I may not be blogging as much about Abot Tala as before but I’m doing more things for Abot Tala than ever before.    The biggest challenge is still finding the space.  Promising spaces turn out like some love stories — sadly but simply not-meant-to-be.  Some are way out as in interstellar way out of budget and the ones within the budget, you’d understand why.  The ideal is still to find a super-ally-supporter-believer who has property or connections to those with property to share for this cause.  We’ve looked at co-working spaces, houses, offices, old, new, bare and ready-to-move-in, but still no match because it’s probably still being made in heaven.  Ordered already but the delivery is taking the roundabout route.  It’s still brewing and being perfected for us so that when we step in, that convergence of a-ha’s happens and we would know why it took us this length of time to find it.

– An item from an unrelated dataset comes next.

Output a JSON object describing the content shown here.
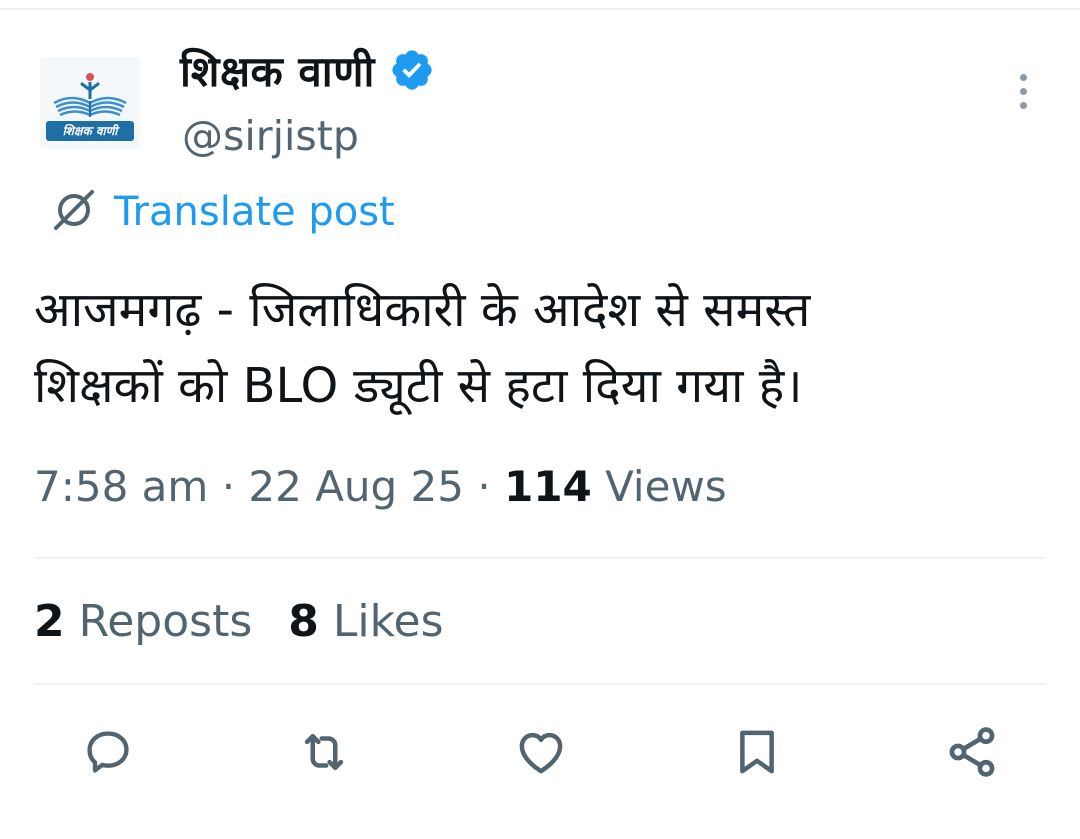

I’d like to list down all the people I’ve met in this journey, how the links were made like a web forming itself gracefully, organically, one introduction leading to another leading to another, amazing people who do what they say and not just say something without follow through.  Grateful for the growing constellation but there are days when I fail to see the big picture and the narrowness of vision drowns out the good that is already being built.  Doubts and frustrations creep in but they need to be set aside for productivity’s sake but productivity is not enough.  You go back to the “why” that gave you the strength in the first place, the “why” that often gets lost amidst the “doing.”  Thank goodness for souls who remind us of those whys.

When the rhetorical “Why am I doing this?” gets crowded out by “You’re not good enough to do this,” it’s time to dig deeper and fish out something from the depths that got covered in slime and muck.  You have to extend your whole arm to get at it when it wants half your body submerged.  No, not even.  Your whole body needs to dive in.  Please lend me another metaphor.

The sweat metaphor.  I’ve been going to the gym but cheating and doing only fifteen minutes at a time.  Quickie because I’m ADHD in the gym.  The gym coach said it’s not going to work that way because I’m not sweating.  You have to sweat, he said.  I thought, is that a metaphor for the Abot Tala?  I haven’t sweated enough, I haven’t gone out of my comfort zone enough?  I tell somebody this metaphor and maybe, she said, that’s not necessarily the case.

Going back to the why.  There are people in my family I think would have benefited from something like Abot Tala if it had existed back then when I felt powerless, clueless, “skill-less” to help.  I could imagine all the people who could be helped by this.  And that’s good enough to keep me going, not to mention having team mates with superpowers and strengths different from those I possess.  Team effort makes up for whatever self-limiting beliefs cripple you at the moment.


Check out https://abottala.com/